The lines in the poem are pretty short; the longest line has 9 words. The use of such short lines serves multiple purposes. Most importantly, it makes the visual imagery so vivid and dominant. “I visualize a lion rampant on an iron shield”. The simplicity of this image, and the few words chosen to express it, gets across the point to the reader rather directly, one can easily conjure up such an image in their mind. The imagery is presented as plainly as possible, and this makes them stronger and bolder. Short lines, that are also grammatically simple (“I take a swallow of cold tea”), give the poem a more conversational feel.
The poem is written in free verse, because there seems to be no proper structure or pattern. Nonetheless, the poem does contain some half-rhymes like “history” and” its cities”, “you and me” and “cold tea” etc. The pace of the poem however varies through the course of the poem. The poem starts off with quite a quick pace, and maintains this tempo for the majority of the poem. However towards the end when about 10 lines of the poem remain the tempo slows down. This is brought upon by an increase in the length of the lines, and also the increase in punctuation.
The mood of the poem can be described as being uncertain, and a little confused. The narrator’s uncertainty about what to write on in the start of the poem, makes the reader feel like the narrator is tired and at a loss on what to write on. “I tell her I will try again”. But as the narrator journeys within his mind he realizes he had the right idea all along. So towards the end of the poem, the reader feels like the narrator has found an answer to his worries, and that he has accomplished something.
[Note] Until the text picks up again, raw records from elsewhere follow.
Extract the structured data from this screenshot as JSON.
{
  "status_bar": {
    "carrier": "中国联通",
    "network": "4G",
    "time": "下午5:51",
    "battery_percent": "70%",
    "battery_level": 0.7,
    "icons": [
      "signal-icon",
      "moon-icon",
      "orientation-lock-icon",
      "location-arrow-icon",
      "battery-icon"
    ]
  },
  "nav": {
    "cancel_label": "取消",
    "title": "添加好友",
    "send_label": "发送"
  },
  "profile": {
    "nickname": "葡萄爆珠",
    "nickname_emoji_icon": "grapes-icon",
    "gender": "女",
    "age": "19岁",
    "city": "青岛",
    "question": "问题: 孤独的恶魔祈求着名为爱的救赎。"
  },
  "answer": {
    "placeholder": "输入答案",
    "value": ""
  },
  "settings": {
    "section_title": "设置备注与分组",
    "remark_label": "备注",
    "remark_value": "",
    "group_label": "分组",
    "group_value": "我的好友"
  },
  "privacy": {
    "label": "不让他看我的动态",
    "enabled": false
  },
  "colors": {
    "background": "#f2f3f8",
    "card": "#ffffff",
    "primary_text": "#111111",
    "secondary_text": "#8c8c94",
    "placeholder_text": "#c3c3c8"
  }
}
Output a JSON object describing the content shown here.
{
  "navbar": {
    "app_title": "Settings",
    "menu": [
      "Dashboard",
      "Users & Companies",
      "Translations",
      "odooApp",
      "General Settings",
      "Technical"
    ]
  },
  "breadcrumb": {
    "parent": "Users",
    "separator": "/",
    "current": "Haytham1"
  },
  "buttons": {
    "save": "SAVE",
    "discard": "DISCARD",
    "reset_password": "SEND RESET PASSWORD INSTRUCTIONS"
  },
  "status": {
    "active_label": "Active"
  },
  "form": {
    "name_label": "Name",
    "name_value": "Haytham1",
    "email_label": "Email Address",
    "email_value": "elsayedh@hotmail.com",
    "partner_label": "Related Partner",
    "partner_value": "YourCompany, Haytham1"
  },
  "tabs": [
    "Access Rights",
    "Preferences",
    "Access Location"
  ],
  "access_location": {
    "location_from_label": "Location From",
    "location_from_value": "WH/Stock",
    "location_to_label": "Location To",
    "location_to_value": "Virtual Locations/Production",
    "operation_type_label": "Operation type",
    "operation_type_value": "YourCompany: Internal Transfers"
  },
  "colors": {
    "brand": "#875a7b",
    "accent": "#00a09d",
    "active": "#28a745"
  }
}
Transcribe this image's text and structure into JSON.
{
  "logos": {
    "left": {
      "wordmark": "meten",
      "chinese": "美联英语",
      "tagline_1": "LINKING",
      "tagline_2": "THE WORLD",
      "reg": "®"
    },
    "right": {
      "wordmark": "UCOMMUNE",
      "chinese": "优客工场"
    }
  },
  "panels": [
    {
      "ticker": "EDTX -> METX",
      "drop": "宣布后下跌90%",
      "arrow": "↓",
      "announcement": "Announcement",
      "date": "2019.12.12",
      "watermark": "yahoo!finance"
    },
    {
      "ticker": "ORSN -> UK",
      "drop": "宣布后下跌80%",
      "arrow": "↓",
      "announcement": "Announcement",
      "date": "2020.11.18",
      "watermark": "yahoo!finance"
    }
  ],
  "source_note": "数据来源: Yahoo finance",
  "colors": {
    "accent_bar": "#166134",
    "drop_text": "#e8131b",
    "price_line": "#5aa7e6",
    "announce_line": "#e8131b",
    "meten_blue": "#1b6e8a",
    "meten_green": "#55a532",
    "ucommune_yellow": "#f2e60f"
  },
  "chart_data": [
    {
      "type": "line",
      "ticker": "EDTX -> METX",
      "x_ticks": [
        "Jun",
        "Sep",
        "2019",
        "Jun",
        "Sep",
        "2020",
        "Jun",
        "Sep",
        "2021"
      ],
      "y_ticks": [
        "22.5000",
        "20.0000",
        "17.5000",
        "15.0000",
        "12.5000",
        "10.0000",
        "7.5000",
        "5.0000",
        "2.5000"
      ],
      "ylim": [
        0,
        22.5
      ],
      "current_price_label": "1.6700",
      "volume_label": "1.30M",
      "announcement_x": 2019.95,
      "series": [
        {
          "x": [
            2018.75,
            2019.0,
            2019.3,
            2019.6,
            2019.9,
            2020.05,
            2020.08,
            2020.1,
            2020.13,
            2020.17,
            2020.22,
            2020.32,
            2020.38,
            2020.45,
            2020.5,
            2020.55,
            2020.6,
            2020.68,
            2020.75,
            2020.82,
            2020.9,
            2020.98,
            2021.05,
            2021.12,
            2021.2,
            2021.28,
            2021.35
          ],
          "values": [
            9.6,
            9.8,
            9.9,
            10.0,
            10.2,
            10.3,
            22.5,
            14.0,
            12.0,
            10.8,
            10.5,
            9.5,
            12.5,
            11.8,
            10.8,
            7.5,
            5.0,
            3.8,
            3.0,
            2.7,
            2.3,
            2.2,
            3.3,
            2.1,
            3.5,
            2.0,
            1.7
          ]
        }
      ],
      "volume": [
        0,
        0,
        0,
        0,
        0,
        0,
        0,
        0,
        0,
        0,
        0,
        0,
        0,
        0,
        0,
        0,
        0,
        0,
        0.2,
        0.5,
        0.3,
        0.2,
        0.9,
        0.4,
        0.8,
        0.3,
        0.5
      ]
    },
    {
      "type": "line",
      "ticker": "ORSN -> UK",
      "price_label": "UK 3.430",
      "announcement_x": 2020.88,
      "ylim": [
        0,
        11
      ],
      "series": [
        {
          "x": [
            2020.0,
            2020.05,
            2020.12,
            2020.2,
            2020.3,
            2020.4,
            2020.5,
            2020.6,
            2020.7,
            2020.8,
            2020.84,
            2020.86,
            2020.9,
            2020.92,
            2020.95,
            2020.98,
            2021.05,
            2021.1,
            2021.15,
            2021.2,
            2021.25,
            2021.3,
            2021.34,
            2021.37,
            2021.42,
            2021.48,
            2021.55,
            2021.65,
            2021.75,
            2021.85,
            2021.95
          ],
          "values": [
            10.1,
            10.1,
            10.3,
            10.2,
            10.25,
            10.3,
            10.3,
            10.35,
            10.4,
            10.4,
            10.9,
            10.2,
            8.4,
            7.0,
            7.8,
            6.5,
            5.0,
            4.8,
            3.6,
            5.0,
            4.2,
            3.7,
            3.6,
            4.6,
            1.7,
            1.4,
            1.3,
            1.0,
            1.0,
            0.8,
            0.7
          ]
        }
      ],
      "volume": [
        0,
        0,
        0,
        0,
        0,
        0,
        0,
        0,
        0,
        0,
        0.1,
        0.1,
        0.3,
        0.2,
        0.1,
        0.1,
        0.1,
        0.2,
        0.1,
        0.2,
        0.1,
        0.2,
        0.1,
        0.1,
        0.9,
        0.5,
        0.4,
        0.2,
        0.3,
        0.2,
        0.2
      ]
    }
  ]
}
The narrator leaves the reader with an unresolved problem in the end of the poem. The poem starts out in the familiar setting of a house, of a person looking out their window. The narrator writes a poem about what he sees outside, only to find out that his wife rather he wrote on the many exotic places around the world. He thinks of all these places, and attempts to do as his wife said, but ultimately decides to write on what he sees outside instead. However, the short mental trip the narrator has had seems to have somehow changed his perception of what he first saw when he looked outside. The difference in tone, from jovial to serene, and the difference in tempo, from quick (“I like writing about where I am, where I happen to be sitting”) to slow (“the one that sings, pauses, then sings again.”), all indicate that the narrator’s brief travel has had a major impact on him. This mysterious ending leaves the reader disorientated and unsure, as if as so often the case with traveling.